=== Begin Enclosure ===

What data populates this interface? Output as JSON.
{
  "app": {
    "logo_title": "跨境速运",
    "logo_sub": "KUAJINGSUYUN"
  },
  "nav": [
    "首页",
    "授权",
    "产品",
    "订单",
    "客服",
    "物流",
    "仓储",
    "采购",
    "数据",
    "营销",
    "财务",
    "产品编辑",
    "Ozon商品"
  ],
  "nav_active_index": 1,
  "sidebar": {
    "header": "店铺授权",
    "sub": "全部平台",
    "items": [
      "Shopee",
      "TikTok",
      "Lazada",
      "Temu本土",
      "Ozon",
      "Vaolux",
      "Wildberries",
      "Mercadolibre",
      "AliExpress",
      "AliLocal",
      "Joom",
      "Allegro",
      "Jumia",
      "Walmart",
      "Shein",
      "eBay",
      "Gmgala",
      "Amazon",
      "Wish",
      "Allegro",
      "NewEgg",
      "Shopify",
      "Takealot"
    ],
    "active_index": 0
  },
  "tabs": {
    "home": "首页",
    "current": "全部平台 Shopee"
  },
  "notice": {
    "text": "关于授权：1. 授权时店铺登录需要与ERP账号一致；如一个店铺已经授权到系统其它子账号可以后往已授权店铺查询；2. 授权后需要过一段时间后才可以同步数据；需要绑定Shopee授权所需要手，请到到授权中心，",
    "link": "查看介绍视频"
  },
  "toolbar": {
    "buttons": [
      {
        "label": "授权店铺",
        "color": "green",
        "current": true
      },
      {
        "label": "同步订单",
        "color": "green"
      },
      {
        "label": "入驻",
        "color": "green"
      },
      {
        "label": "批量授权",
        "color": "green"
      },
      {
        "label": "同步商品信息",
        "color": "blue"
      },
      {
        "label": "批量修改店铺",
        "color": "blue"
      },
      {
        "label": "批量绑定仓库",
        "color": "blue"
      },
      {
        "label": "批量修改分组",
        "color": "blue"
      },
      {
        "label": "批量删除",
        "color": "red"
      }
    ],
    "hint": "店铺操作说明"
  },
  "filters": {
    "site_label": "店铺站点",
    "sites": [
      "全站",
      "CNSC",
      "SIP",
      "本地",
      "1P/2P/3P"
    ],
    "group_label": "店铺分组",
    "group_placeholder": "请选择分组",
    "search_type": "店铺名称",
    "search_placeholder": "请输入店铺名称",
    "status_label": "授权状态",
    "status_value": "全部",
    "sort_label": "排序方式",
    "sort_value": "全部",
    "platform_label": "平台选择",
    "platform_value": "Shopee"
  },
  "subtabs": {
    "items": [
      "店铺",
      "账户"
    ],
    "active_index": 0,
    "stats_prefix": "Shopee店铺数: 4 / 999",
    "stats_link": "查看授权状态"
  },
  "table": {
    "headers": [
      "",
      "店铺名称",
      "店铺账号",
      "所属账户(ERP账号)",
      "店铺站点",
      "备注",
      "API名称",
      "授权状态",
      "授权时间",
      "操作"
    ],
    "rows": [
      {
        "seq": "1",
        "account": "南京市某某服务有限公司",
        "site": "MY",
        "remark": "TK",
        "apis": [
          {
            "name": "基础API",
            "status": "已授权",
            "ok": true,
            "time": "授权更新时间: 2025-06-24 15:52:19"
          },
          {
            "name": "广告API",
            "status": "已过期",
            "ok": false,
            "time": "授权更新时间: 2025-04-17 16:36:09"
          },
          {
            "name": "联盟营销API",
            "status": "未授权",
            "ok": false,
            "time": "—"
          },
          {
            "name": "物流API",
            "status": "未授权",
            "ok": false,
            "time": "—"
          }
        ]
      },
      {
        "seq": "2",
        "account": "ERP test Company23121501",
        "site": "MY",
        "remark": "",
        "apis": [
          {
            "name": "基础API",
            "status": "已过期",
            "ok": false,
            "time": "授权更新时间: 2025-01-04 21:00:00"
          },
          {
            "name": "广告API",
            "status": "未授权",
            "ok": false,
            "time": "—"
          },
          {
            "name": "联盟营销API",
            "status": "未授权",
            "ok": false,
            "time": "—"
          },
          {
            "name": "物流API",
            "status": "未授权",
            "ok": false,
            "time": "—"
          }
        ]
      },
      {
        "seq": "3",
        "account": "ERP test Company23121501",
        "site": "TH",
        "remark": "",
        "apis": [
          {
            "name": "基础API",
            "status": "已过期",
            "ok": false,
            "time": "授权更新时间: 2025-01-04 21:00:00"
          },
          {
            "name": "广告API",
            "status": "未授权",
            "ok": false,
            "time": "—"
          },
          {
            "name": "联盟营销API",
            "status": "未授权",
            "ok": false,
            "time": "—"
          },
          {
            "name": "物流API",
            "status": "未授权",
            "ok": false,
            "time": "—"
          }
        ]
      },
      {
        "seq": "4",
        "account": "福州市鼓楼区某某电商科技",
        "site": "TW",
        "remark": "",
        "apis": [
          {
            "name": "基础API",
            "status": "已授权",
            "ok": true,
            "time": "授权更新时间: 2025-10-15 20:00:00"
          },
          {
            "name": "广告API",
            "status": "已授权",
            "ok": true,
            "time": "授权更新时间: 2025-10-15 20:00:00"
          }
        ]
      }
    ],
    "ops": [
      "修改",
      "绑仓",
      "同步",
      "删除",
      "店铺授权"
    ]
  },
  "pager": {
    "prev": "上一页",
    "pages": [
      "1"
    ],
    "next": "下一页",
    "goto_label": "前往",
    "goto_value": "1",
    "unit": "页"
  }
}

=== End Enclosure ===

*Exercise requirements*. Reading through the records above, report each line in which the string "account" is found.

*Solution to the exercise*.
        "account": "南京市某某服务有限公司",
        "account": "ERP test Company23121501",
        "account": "ERP test Company23121501",
        "account": "福州市鼓楼区某某电商科技",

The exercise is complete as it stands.